» Task item:
In the material below, find each line holding the string "icon" and copy it.

» Information:
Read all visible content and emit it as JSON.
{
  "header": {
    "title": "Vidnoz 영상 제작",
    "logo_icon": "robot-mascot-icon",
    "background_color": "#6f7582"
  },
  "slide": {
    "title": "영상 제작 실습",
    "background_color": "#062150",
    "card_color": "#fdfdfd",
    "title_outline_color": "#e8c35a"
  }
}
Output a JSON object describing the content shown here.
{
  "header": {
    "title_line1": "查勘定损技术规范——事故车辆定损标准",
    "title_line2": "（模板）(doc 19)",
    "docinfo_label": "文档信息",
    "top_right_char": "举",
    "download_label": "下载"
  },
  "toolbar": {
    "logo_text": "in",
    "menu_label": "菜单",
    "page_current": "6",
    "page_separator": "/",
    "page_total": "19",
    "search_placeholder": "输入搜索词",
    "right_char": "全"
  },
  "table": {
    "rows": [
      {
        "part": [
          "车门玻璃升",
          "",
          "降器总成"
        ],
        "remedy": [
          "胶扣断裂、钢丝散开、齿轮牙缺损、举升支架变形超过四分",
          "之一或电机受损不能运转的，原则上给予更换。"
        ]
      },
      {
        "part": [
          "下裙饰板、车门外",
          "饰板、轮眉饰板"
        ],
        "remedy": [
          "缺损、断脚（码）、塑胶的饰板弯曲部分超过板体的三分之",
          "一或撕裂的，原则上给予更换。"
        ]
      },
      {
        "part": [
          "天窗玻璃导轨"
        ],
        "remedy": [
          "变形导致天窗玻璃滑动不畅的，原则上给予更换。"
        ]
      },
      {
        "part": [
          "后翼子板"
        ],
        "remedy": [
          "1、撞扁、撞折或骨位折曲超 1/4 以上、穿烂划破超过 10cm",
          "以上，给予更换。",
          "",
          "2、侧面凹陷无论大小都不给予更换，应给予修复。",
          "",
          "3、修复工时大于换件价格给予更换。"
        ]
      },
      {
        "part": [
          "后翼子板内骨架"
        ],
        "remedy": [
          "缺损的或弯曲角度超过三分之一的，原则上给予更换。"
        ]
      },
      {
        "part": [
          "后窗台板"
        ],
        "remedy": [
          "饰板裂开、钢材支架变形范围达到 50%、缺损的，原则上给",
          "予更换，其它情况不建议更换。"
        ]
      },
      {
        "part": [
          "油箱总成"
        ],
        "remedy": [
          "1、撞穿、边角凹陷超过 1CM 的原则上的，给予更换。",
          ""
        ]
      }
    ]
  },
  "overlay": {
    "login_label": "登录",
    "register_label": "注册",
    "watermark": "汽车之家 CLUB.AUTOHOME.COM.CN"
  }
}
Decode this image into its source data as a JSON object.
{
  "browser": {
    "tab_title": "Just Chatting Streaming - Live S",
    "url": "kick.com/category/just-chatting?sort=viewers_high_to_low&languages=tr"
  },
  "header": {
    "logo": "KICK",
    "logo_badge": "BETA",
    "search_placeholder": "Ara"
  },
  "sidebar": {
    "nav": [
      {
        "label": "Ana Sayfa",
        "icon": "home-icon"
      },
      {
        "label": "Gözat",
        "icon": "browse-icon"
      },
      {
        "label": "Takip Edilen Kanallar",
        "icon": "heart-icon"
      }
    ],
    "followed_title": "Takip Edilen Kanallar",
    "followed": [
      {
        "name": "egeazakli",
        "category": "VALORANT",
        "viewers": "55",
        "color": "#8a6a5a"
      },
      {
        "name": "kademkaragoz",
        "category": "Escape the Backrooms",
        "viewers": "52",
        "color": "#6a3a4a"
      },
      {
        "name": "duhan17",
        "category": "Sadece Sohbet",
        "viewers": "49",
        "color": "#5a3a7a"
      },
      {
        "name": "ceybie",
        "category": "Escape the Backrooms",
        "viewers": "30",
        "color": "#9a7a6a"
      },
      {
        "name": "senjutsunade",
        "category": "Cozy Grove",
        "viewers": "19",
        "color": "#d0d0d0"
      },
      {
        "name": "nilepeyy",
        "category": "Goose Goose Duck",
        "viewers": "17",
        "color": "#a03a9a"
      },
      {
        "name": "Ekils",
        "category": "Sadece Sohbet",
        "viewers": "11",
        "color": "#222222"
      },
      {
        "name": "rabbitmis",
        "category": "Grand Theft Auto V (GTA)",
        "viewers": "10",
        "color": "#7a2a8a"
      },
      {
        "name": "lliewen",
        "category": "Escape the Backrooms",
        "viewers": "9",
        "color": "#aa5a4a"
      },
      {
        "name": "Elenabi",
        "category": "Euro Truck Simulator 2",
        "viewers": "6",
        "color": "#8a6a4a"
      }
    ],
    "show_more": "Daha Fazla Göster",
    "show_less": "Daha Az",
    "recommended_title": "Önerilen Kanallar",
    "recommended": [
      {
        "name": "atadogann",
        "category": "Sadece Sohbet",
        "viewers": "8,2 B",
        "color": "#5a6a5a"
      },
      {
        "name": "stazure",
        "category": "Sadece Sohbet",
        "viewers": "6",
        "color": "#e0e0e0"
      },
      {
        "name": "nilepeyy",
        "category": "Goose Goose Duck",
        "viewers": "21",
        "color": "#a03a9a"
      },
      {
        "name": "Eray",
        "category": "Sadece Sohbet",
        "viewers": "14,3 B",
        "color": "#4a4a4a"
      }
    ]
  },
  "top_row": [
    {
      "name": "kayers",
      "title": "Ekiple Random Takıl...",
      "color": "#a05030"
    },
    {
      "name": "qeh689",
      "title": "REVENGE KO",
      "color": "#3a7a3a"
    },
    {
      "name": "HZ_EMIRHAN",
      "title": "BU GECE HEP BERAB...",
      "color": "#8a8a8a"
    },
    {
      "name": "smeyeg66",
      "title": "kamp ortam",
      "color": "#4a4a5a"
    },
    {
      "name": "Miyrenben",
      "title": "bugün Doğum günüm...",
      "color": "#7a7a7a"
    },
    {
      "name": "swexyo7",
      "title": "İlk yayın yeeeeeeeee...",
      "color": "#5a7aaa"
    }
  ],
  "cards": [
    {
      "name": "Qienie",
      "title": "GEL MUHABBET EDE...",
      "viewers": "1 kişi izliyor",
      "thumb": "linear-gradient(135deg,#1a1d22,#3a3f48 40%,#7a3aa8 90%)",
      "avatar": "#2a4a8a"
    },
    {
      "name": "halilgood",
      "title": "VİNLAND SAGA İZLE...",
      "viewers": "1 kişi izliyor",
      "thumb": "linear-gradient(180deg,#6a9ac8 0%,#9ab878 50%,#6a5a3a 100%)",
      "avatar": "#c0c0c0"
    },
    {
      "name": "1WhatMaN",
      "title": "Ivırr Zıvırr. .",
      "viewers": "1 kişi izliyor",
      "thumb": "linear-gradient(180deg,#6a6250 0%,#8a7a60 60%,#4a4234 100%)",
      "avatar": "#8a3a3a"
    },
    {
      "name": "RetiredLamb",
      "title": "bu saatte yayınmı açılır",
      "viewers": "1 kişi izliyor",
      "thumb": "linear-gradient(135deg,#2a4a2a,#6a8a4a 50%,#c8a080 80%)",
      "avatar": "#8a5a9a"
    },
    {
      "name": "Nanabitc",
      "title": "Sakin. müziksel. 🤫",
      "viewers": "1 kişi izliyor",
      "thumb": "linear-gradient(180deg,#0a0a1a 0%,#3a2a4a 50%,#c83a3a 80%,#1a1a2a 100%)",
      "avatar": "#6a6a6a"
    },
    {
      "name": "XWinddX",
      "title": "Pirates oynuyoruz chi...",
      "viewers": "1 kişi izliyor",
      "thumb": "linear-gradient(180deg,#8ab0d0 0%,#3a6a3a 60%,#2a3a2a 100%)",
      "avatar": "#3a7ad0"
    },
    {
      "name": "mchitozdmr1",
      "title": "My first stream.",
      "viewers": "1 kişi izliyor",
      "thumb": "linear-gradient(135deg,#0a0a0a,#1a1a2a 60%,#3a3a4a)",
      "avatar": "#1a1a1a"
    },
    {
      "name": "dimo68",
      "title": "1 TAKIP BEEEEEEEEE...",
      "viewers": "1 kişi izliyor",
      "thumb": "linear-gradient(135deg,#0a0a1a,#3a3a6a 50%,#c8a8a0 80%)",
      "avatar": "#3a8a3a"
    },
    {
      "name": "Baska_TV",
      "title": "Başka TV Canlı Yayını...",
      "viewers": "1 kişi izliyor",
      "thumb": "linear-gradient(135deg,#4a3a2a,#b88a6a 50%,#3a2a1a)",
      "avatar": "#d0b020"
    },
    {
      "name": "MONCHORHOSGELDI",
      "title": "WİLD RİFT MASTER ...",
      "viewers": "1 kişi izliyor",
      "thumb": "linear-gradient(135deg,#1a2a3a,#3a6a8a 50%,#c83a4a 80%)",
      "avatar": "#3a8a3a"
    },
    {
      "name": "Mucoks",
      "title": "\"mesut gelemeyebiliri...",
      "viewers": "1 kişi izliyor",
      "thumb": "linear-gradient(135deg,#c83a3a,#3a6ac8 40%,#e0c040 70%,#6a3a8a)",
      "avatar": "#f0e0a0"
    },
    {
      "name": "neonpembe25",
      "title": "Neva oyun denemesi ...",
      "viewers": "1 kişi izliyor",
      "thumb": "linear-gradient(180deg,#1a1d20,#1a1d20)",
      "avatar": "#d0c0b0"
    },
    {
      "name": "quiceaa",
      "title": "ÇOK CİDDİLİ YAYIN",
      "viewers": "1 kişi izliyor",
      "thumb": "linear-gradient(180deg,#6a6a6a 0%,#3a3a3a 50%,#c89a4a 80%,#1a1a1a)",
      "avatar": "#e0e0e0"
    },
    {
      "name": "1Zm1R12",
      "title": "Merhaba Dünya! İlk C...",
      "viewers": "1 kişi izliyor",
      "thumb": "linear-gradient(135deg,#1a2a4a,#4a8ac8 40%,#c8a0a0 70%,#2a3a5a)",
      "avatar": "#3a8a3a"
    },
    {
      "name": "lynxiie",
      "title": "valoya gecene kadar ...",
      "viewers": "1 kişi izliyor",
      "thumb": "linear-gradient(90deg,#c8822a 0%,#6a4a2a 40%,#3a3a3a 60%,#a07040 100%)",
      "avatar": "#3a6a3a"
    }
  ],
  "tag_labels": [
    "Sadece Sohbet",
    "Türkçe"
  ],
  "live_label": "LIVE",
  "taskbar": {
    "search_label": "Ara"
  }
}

» Worked solution:
    "logo_icon": "robot-mascot-icon",
        "icon": "home-icon"
        "icon": "browse-icon"
        "icon": "heart-icon"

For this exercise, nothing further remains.